like blowing pollen, replicate swiftly, and reduce the biosphere to dust in a matter of days." And Drexler is actually a strong proponent of the
technology. More pessimistic souls, such as Bill Joy, a cofounder of Sun Microsystems, envision nano-machines as the perfect precision military or
14 Environmental toxins From Donora, Pennsylvania, to Bhopal, India, modern history abounds with frightening examples of the dangers of industrial
pollutants. But the poisoning continues. In major cities around the world, the air is thick with diesel particulates, which the National Institutes of
Health now considers a carcinogen. Heavy metals from industrial smokestacks circle the globe, even settling in the pristine snows of Antarctica.
Intensive use of pesticides in farming guarantees runoff into rivers and lakes. In high doses, dioxins can disrupt fetal development and impair
reproductive function— and dioxins are everywhere. Your house may contain polyvinyl chloride pipes, wallpaper, and siding, which belch dioxins if

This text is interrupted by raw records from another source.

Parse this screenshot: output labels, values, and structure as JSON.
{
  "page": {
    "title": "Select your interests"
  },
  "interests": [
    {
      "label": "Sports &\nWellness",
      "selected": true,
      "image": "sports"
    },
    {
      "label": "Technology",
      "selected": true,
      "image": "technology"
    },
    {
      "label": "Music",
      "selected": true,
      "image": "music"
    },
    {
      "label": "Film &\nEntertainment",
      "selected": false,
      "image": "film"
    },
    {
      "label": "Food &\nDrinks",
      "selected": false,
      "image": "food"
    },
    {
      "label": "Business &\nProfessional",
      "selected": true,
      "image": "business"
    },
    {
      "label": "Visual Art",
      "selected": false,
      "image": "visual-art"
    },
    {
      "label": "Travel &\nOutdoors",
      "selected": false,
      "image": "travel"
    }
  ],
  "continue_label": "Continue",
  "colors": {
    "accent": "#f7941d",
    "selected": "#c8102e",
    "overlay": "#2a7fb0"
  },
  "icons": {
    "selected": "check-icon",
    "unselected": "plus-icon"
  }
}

they catch fire or are incinerated. There are also the unknown risks to think about. Every year NIH adds to its list of cancer-causing substances—
the number is up to 218. Theo Colburn of the World Wildlife Fund argues that dioxins and other, similar chlorine-bearing compounds mimic the effects
of human hormones well enough that they could seriously reduce fertility. Many other scientists dispute her evidence, but if she's right, our
chemical garbage could ultimately threaten our survival.
15 Global war Together, the United States and Russia still have almost 19,000 active nuclear warheads. Nuclear war seems unlikely today, but a dozen
years ago the demise of the Soviet Union also seemed rather unlikely. Political situations evolve; the bombs remain deadly. There is also the
possibility of an accidental nuclear exchange. And a ballistic missile defense system, given current technology, will catch only a handful of stray
missiles— assuming it works at all. Other types of weaponry could have global effects as well. Japan began experimenting with biological weapons
after World War I, and both the United States and the Soviet Union experimented with killer germs during the cold war. Compared with atomic bombs,
bioweapons are cheap, simple to produce, and easy to conceal. They are also hard to control, although that unpredictability could appeal to a
terrorist organization. John Leslie, a philosopher at the University of Guelph in Ontario, points out that genetic engineering might permit the
creation of "ethnic" biological weapons that are tailored to attack primarily one ethnic group (see #11).